ECHO, which stands for Exceptional Children Have Opportunities, is a special education co-op that provides therapy and educational activities to students with mental and physical impairments. Instead of housing special needs students in separate facilities or making them travel to a remote location, special education teachers and therapists maintain satellite ECHO offices on the campuses of area schools, says director Larry Scaletta. "ECHO has six main sites at school buildings. Each had its own little Nortel [telephone] network," he says. "What we have been doing is making sure that all the sites are connected together," in order to cut costs associated with disparate service accounts.
ECHO issued a request for proposals last year to find a new phone system that would be easier on its budget. Scaletta quickly found that recent technological advances promised to bring big savings, and big changes, to ECHO. "It wasn't necessary for it to be [voice over IP], but that's what everybody came in with," Scaletta says. "The phone companies felt that we could save some money with that but still get a good product. SIPBox is the one that came back with the lowest bid."

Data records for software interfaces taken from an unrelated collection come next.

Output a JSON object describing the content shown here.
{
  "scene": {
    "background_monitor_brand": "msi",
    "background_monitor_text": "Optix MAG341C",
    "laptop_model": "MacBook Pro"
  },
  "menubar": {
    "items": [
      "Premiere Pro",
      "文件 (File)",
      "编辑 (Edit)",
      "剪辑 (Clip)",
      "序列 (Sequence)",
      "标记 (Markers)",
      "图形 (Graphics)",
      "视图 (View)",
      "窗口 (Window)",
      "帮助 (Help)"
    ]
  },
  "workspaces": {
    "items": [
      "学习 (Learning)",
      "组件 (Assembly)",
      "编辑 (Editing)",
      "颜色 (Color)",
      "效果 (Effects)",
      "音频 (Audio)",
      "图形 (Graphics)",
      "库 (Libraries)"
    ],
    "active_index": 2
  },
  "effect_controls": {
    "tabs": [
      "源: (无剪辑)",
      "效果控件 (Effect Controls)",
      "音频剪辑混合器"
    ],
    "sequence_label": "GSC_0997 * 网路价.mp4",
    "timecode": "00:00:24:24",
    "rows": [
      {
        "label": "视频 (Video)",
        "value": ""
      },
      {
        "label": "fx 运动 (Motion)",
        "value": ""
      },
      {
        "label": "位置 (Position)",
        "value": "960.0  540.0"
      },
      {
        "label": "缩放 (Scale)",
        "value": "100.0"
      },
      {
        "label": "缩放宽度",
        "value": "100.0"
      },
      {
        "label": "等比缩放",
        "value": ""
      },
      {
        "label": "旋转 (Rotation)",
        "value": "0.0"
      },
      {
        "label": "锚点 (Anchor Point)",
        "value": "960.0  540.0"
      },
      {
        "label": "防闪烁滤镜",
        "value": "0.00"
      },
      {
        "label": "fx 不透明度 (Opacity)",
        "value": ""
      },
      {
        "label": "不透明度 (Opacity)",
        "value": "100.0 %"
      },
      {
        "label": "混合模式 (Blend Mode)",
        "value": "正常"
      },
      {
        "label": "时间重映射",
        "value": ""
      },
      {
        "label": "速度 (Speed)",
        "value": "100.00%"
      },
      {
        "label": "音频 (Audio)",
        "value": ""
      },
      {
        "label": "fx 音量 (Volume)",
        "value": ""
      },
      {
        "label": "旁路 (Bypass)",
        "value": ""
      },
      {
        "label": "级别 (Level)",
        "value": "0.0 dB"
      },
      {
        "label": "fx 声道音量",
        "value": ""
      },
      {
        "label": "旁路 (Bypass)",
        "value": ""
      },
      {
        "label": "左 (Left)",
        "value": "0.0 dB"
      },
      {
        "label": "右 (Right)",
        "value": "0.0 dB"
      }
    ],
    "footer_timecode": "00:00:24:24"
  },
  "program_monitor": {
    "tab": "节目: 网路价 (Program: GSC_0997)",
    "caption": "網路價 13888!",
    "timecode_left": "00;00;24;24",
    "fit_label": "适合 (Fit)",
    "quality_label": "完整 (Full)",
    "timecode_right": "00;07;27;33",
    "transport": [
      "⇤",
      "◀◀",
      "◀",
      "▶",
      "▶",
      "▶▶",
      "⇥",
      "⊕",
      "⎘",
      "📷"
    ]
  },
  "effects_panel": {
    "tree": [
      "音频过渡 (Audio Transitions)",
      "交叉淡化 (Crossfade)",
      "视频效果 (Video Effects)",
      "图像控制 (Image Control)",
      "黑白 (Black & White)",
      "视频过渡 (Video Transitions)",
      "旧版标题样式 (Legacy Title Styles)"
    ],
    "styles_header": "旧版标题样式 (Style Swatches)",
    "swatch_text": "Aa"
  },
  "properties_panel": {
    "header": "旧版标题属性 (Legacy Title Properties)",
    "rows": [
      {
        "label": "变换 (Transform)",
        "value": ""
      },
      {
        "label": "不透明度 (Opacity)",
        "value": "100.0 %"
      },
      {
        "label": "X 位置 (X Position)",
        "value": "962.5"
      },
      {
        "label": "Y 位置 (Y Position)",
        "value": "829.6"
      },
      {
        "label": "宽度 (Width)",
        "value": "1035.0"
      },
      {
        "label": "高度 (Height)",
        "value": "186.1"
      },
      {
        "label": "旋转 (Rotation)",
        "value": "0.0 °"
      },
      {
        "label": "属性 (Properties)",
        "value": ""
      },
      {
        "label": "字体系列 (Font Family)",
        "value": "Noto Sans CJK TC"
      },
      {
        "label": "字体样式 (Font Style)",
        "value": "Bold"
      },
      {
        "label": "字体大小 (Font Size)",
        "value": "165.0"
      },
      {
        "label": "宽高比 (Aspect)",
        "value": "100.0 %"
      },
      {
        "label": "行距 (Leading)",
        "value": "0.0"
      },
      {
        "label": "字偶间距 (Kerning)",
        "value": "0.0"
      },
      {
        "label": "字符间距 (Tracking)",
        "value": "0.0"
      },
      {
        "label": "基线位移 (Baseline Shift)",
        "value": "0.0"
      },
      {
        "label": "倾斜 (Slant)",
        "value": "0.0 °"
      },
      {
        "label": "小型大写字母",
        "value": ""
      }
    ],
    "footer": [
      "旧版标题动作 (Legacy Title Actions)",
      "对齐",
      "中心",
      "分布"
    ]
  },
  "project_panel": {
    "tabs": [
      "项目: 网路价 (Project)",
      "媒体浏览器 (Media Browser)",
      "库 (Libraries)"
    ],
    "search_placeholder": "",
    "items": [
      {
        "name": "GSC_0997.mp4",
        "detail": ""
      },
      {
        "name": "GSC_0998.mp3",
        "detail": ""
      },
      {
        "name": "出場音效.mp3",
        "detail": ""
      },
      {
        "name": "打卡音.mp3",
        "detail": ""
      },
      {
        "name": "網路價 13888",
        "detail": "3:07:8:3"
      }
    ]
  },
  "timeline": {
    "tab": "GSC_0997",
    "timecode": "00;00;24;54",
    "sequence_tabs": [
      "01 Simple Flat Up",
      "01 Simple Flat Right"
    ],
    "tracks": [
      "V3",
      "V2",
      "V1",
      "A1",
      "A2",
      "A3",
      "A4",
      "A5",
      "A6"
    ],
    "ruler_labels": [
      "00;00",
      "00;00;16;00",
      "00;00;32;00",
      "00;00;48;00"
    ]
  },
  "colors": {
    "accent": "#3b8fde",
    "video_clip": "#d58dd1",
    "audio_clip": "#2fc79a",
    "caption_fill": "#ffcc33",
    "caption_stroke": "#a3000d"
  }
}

SIPBox provided ECHO with consultation, implementation, network infrastructure, and custom development for a system that uses Asterisk Business Edition VoIP software and Digium PCI phone cards installed on a single Linux server in each location.
Scaletta says there have been few obstacles to getting ECHO's new phone system running smoothly. "The biggest challenge is that everybody wants to do things the exact same way they used to," Scaletta says. "If I had a phone on the wall, by God it better still be on the wall in the same place, as opposed to sitting next to a chair in the faculty lounge. It's changing the mindset."
Beyond the immediate benefits of lower out-of-pocket costs, Scaletta says one of the money-saving aspects of the new phone system is that ECHO's front office staff is free to do more than just answer and route calls all day, since extensions are available via direct dial and an automatic voice mail system. "[Callers] can go right to whomever they want," he says. "That's a training process. It's incumbent on us to make sure we get our numbers out there. That frees up the operator to do other things, so we can change the workload." Callers can still dial the main number, but Scaletta says, "if you know the extensions, we're trying to lighten the workload on the ladies."
SIPBox's custom development services have made it easy for other employees to help lighten that load. "The principal wanted to be able to answer the main line from her office," he says. "Before she had to get up. Now we programmed the system so she can hit star 8 and pick up the line from the phone at her desk. SIPBox has been more than happy to do 99.9% of everything I say."
Scaletta says that when your business is counting the cost of a move to VoIP, don't forget to factor in the condition of the existing infrastructure. "What you have to do is make sure everyone agrees beforehand on specifications, and that everything is set before the switchover occurs. Do your homework and make sure you know what you want [from a telephony system] before you even start."